Lorcan Dempsey Writes “Workflow is the New Content”
Writing here in 2017, I noted that my occasional blog entries tended to balloon into article proportions. One was on research workflows, very much from a library point of view. I reviewed the draft and decided to publish it here, splitting it into four linked entries, to appear over the next while. I have updated it somewhat and added links to the extensive work of my OCLC Research colleagues in a final section. However, it also retains some references from back then. It is largely descriptive, and is meant to frame an area of interest. Much has been written on these general topics in the interim, as well as much more specialist coverage of particular areas.
- Workflow is the new content 1: Looking at research support and engagement
- Workflow is the new content 2: The new job description, publishers and libraries
- Workflow is the new content 3: Some library considerations
- Workflow is the new content 4: Sourcing, scaling and links to further work
Workflow is the new content …
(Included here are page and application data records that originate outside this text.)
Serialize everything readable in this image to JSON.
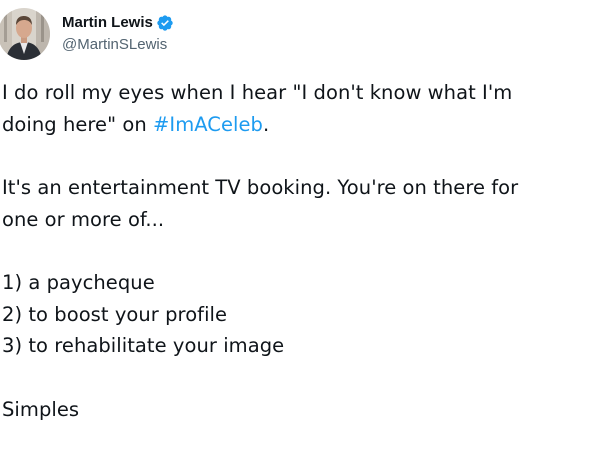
{
  "author": {
    "display_name": "Martin Lewis",
    "handle": "@MartinSLewis",
    "verified_icon": "verified-badge-icon",
    "verified_color": "#1d9bf0"
  },
  "tweet": {
    "p1_line1": "I do roll my eyes when I hear \"I don't know what I'm",
    "p1_line2_pre": "doing here\" on ",
    "hashtag": "#ImACeleb",
    "p1_line2_post": ".",
    "p2_line1": "It's an entertainment TV booking. You're on there for",
    "p2_line2": "one or more of...",
    "list": [
      "1) a paycheque",
      "2) to boost your profile",
      "3) to rehabilitate your image"
    ],
    "closing": "Simples"
  },
  "colors": {
    "text": "#0f1419",
    "secondary": "#536471",
    "link": "#1d9bf0"
  }
}
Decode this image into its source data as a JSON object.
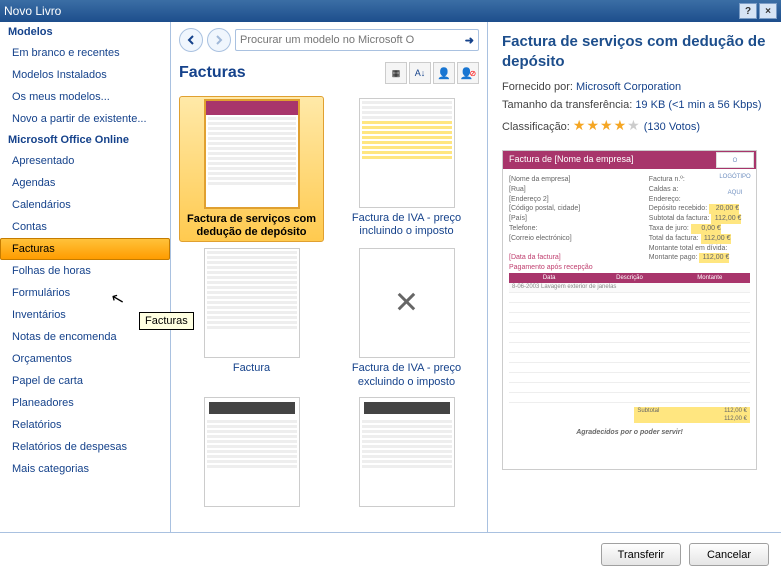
{
  "titlebar": {
    "text": "Novo Livro"
  },
  "sidebar": {
    "header1": "Modelos",
    "items1": [
      "Em branco e recentes",
      "Modelos Instalados",
      "Os meus modelos...",
      "Novo a partir de existente..."
    ],
    "header2": "Microsoft Office Online",
    "items2": [
      "Apresentado",
      "Agendas",
      "Calendários",
      "Contas",
      "Facturas",
      "Folhas de horas",
      "Formulários",
      "Inventários",
      "Notas de encomenda",
      "Orçamentos",
      "Papel de carta",
      "Planeadores",
      "Relatórios",
      "Relatórios de despesas",
      "Mais categorias"
    ],
    "selected": "Facturas"
  },
  "search": {
    "placeholder": "Procurar um modelo no Microsoft O"
  },
  "section": {
    "title": "Facturas"
  },
  "gallery": {
    "items": [
      {
        "label": "Factura de serviços com dedução de depósito",
        "selected": true,
        "style": "purple"
      },
      {
        "label": "Factura de IVA - preço incluindo o imposto",
        "style": "yellow"
      },
      {
        "label": "Factura",
        "style": "plain"
      },
      {
        "label": "Factura de IVA - preço excluindo o imposto",
        "style": "x"
      },
      {
        "label": "",
        "style": "bar"
      },
      {
        "label": "",
        "style": "bar"
      }
    ]
  },
  "preview": {
    "title": "Factura de serviços com dedução de depósito",
    "provided_label": "Fornecido por:",
    "provided_by": "Microsoft Corporation",
    "size_label": "Tamanho da transferência:",
    "size_value": "19 KB (<1 min a 56 Kbps)",
    "rating_label": "Classificação:",
    "rating_stars": 4,
    "rating_count": "(130 Votos)",
    "doc": {
      "header": "Factura de [Nome da empresa]",
      "logo": "O LOGÓTIPO AQUI",
      "left": [
        "[Nome da empresa]",
        "[Rua]",
        "[Endereço 2]",
        "[Código postal, cidade]",
        "[País]",
        "Telefone:",
        "[Correio electrónico]",
        "",
        "[Data da factura]",
        "Pagamento após recepção"
      ],
      "right_labels": [
        "Factura n.º:",
        "Caldas a:",
        "Endereço:",
        "",
        "Depósito recebido:",
        "Subtotal da factura:",
        "Taxa de juro:",
        "Total da factura:",
        "Montante total em dívida:",
        "Montante pago:"
      ],
      "right_values": [
        "",
        "",
        "",
        "",
        "20,00 €",
        "112,00 €",
        "0,00 €",
        "112,00 €",
        "",
        "112,00 €"
      ],
      "table_headers": [
        "Data",
        "Descrição",
        "Montante"
      ],
      "table_first_row": "8-06-2003 Lavagem exterior de janelas",
      "totals": [
        {
          "label": "Subtotal",
          "value": "112,00 €",
          "hl": true
        },
        {
          "label": "",
          "value": "112,00 €",
          "hl": true
        }
      ],
      "footer": "Agradecidos por o poder servir!"
    }
  },
  "buttons": {
    "transfer": "Transferir",
    "cancel": "Cancelar"
  },
  "tooltip": "Facturas"
}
The digital environment makes workflow support more important, as activities, content, and communications are tied together on the network in various combinations. This is especially the case as more of our activity moves to the cloud. Think of the interesting interaction of social media, computational engines, and chess, for example, or of the mix of social and functional capacities in an application like Strava, used by athletes to track and compare performance as well to connect with other athletes. In a library or research environment this trend is also clear. Think of reading and ebooks, or of the evolution of citation management applications from simple lists to fuller scholarly platforms. Research practices, and the support provided by libraries, publishers, community and disciplinary projects and others, provide an intriguing example, as workflows produce, manage and consume content, enable collaboration, and tie devices together to get things done. Increasingly, we are aware of how digital workflows are an important element of information use, and moreover how the evolution of workflow, data, and behaviors are mutually constitutive.
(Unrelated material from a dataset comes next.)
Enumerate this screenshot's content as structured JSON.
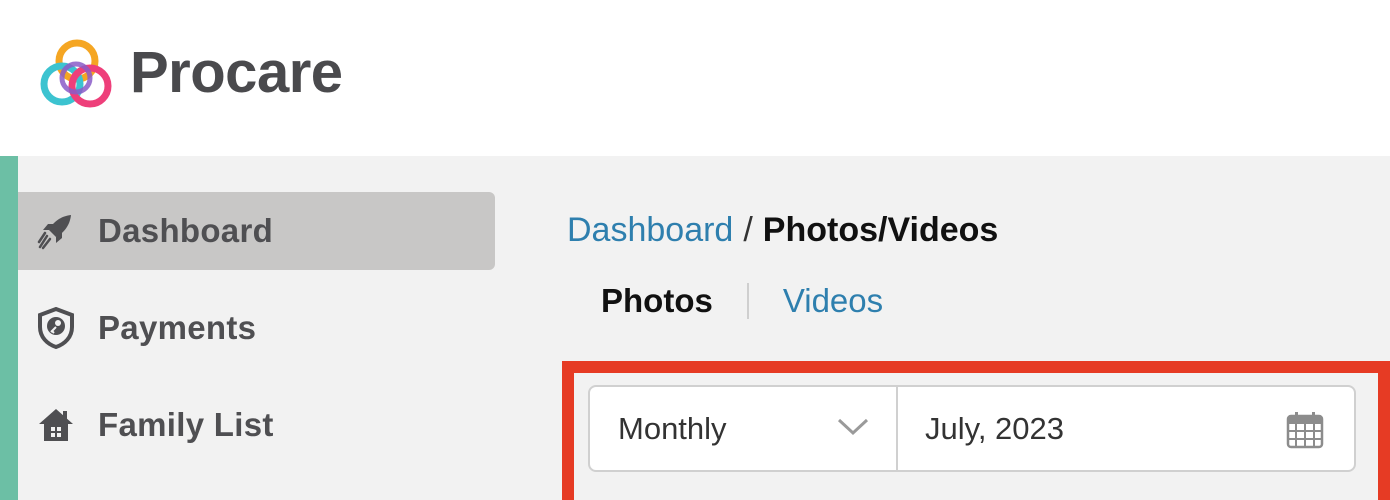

In these posts I focus on research workflows. More particularly, I look very specifically at library support and partnership in the research process.
About Gary Price
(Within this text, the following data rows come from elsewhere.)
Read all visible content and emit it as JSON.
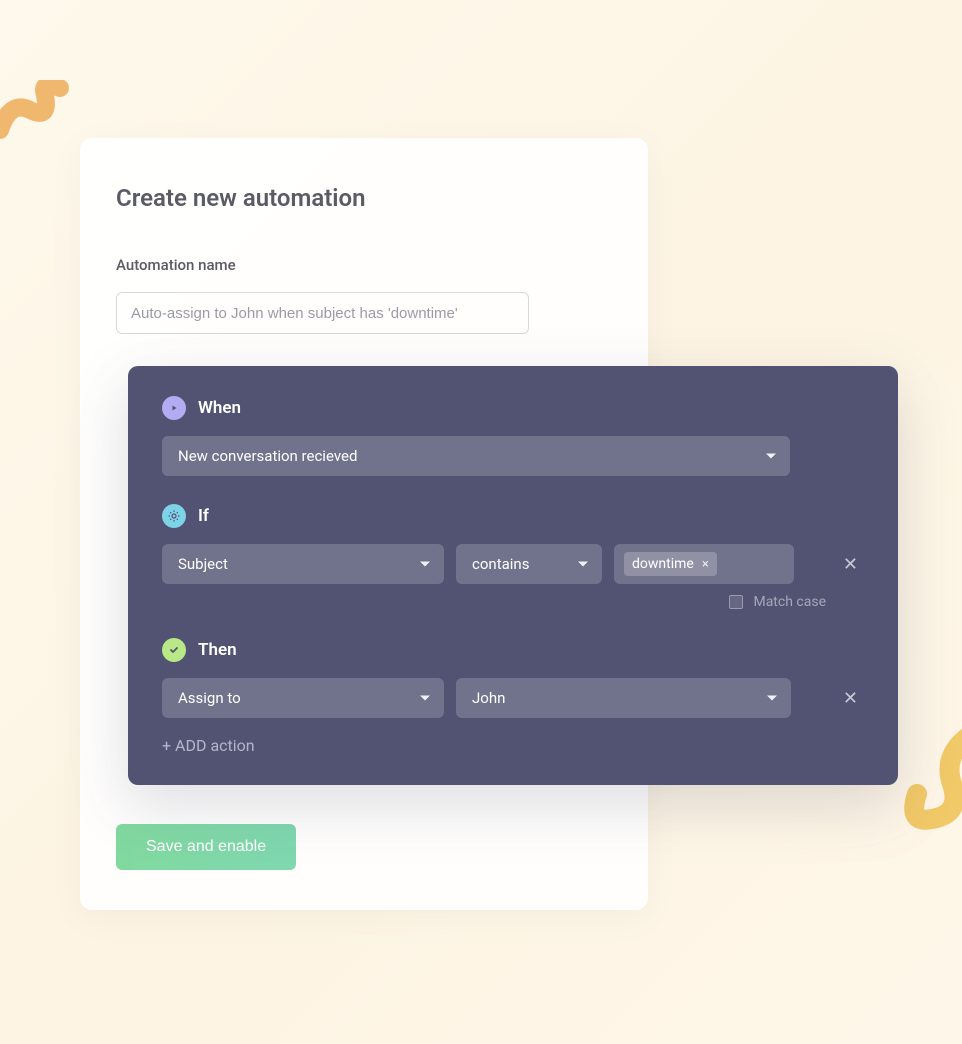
{
  "card": {
    "title": "Create new automation",
    "name_label": "Automation name",
    "name_placeholder": "Auto-assign to John when subject has 'downtime'",
    "save_label": "Save and enable"
  },
  "rule": {
    "when": {
      "label": "When",
      "trigger": "New conversation recieved"
    },
    "if": {
      "label": "If",
      "field": "Subject",
      "operator": "contains",
      "value_tag": "downtime",
      "match_case_label": "Match case"
    },
    "then": {
      "label": "Then",
      "action": "Assign to",
      "target": "John",
      "add_action_label": "+ ADD action"
    }
  }
}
Gary Price (email@example.com) is a librarian, writer, consultant, and frequent conference speaker based in the Washington D.C. metro area. He earned his MLIS degree from Wayne State University in Detroit. Price has won several awards including the SLA Innovations in Technology Award and Alumnus of the Year from the Wayne St. University Library and Information Science Program. From 2006-2009 he was Director of Online Information Services at Ask.com.